Moving on to 2013, Dom surprised us with the release of the now-legendary Space Ca$h EP, featuring a B-side with two beats on different tempos, Straight Reptilian and Wish. Rather than calling it a stylistic switch, the EP was an indication of what dubstep would become in the years to follow; far more organic, raw and grimey than anything heard before (arguable a strong representation of the Commodo sound).
Mala surprised us all by pressing the Miracles remix (a dub going off nearly everywhere at the time) on the 2013 DEEP MEDi white label alongside Distance‘s mighty Changes remix. 2014 brought with it a further outing on DEEP MEDi with (and without) grime legend JME with Shift and the astounding HOTLINE004 with Good Grief/ F*ck Mountain.
Since then, Dom’s managed to keep his fans happy with a multitude of remixes and original material. The Pocosink, Free Focus and Nook Shot remixes all highlight the producer’s skill with reworking someone else’s tune. And then there was the well-kept secret (multiple sources refer to the extensive effort Kahn, Gantz and Commodo put in to keep it under the radar) of Volume One, the first outing from the trio on DEEP MEDi last year.

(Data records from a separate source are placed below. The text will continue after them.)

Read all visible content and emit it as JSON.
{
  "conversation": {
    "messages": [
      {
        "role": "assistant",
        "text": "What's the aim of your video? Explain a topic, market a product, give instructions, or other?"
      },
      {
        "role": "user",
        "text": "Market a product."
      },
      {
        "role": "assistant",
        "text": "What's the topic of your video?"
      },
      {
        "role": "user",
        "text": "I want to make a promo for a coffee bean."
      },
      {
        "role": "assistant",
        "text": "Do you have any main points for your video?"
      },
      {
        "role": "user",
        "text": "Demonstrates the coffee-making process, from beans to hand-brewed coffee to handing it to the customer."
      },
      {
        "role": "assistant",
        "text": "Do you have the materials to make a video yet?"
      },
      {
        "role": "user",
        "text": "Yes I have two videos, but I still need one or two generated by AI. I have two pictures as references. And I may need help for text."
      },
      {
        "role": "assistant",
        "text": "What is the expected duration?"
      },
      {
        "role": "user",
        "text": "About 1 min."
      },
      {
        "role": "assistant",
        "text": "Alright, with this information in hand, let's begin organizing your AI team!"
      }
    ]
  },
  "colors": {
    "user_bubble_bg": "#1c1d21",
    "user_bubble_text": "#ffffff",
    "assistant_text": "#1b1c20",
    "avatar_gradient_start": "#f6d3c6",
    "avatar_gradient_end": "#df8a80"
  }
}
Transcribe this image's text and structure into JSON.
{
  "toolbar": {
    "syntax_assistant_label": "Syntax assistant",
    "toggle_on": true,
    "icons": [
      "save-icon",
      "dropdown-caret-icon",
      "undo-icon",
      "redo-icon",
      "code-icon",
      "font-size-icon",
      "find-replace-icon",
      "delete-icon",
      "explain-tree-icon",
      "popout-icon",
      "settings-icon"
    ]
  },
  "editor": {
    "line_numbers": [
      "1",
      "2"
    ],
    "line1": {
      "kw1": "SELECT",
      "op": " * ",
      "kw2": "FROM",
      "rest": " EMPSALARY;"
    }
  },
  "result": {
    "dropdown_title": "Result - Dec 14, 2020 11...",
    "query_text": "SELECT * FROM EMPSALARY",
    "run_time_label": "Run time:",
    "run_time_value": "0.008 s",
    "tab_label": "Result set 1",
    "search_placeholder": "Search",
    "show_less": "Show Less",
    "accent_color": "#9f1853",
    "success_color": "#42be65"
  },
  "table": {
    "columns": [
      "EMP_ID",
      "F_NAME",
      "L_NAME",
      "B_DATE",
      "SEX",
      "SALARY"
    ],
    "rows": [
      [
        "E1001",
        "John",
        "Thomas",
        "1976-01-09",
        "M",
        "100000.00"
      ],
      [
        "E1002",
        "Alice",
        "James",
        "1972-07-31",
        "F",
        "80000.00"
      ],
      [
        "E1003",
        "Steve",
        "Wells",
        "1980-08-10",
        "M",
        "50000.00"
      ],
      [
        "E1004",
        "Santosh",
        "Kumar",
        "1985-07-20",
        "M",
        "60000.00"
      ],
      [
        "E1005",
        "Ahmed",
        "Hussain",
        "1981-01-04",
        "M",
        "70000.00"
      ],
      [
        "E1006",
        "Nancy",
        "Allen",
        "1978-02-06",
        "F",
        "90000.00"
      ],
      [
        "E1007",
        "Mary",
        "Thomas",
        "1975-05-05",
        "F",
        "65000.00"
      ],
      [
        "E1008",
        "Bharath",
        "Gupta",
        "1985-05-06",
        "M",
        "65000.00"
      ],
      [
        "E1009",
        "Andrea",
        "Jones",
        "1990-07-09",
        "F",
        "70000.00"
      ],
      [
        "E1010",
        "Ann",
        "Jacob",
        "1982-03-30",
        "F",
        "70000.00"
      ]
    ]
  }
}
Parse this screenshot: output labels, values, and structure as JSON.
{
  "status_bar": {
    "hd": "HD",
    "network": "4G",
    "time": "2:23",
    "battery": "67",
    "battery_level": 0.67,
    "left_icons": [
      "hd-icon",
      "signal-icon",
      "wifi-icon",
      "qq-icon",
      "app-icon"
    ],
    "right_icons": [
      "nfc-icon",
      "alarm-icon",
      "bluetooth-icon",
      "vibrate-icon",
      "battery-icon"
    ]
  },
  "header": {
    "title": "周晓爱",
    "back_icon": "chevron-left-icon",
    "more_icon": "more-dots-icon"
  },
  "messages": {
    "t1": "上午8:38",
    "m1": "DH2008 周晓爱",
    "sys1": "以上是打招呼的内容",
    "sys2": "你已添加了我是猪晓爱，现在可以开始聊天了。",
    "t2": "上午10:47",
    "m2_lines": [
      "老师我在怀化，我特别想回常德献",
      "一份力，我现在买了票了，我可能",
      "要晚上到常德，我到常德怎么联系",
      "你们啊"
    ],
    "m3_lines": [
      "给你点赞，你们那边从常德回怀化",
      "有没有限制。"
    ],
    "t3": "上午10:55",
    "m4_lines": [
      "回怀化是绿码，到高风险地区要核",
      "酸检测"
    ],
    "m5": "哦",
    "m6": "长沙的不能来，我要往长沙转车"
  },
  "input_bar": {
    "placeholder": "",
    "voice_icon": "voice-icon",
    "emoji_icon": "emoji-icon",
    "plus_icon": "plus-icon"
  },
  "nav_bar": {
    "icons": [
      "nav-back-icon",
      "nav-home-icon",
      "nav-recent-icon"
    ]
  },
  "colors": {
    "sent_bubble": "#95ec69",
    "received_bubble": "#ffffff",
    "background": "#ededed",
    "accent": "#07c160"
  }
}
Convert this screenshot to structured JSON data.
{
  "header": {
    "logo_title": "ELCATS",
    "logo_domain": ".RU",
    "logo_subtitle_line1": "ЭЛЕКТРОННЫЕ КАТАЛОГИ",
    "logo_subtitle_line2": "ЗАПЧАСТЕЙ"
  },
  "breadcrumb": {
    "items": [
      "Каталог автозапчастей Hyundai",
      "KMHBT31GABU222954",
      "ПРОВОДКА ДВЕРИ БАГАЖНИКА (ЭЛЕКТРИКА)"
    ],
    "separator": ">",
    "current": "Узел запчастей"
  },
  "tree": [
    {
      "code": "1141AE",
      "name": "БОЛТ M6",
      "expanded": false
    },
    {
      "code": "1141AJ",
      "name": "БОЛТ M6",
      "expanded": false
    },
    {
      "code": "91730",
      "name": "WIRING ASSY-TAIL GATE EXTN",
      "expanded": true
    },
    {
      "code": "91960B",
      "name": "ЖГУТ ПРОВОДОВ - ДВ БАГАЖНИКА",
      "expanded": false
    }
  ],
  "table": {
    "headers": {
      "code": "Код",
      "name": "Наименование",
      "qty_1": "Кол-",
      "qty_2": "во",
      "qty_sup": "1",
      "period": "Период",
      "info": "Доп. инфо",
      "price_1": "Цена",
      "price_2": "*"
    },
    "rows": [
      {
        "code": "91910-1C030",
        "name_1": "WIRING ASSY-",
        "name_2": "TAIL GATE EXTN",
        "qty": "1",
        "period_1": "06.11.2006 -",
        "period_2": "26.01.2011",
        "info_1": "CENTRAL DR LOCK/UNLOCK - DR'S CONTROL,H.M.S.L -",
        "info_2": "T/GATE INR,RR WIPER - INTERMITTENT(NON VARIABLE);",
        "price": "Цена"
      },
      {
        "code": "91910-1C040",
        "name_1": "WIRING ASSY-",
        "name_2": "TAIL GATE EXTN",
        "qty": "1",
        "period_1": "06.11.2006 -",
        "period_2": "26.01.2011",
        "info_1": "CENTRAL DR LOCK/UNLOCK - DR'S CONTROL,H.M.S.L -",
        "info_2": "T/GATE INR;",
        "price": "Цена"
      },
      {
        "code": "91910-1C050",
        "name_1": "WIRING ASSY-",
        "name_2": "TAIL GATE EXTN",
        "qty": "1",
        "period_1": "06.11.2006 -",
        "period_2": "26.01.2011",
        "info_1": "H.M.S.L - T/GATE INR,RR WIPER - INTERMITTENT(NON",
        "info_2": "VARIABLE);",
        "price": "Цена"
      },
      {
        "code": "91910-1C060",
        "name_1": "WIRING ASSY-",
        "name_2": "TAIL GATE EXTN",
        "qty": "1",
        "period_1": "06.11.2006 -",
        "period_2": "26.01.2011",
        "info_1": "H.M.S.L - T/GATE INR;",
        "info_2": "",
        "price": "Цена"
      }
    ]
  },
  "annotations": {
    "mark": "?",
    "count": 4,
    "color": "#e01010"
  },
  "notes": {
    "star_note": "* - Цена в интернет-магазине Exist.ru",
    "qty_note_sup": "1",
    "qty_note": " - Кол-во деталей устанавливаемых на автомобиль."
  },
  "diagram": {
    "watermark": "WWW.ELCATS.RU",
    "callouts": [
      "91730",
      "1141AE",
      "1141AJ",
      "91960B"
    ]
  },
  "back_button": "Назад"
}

As if that’s not enough, Dom had also found time to create his debut album. How What Time, is due to drop in April, with Set it Straight (featuring Rocks FOE) and Solid Gold Telephone teasing the release in February. And who can forget the royally superb My Liege? The new album looks as if it nods to a broad BPM spectrum (as we’ve come to expect from Commodo), once again shining new light on the signature sound we’ve come to know and love. Not long now…
I once had the pleasure to meet Dom, playing at the infamous Dubstep Bastards night in Stockholm. Much like his stellar producing skills, Commodo’s DJ skills are as technically refined (with tunes always in key) and on point, to the point where his DJ sets just seem effortless. Straight Reptilian, not even from the earth.
Click to DOWNLOAD (80MB) Track list:
- Commodo – Straight Reptilian [MEDi071, 2013]
- Commodo – Buckwild [MEDi061, 2012]
- Commodo – Wish [MEDi071, 2013]
- Commodo – Dokument [ORG003, 2011]
- Commodo – Hyperreal [free, 2014]
- Commodo – Shift (instrumental) [MEDi082, 2014]
- Commodo – Set it Straight [ACRE060, 2016]
- Commodo – Saracen [MEDi044, 2011]
- Commodo vs. Lurka – Gassin [BLACKBOX015, 2011]
- Commodo – Space Ca$h [MEDi071, 2013]
- Gantz – Free Focus (Commodo remix) [MEDi090, 2015]
- Commodo vs. Lurka – Capisce? [BLACKBOX030, 2012]
- LAS – Pocosink (Commodo remix) [BLACKLIST002, 2015]
- Commodo – Solid Gold Telephone [ACRE060, 2016]
- Commodo – Rec Room [UNTITLED!003, 2010]
- Commodo – Querky [UNTITLED!003, 2010]
- Commodo – Uprising [MEDi044, 2011]
- Commodo – Northern Soul [MEDi056, 2012]
- Earl 16 – Trials & Crosses (Commodo remix) [free, 2013]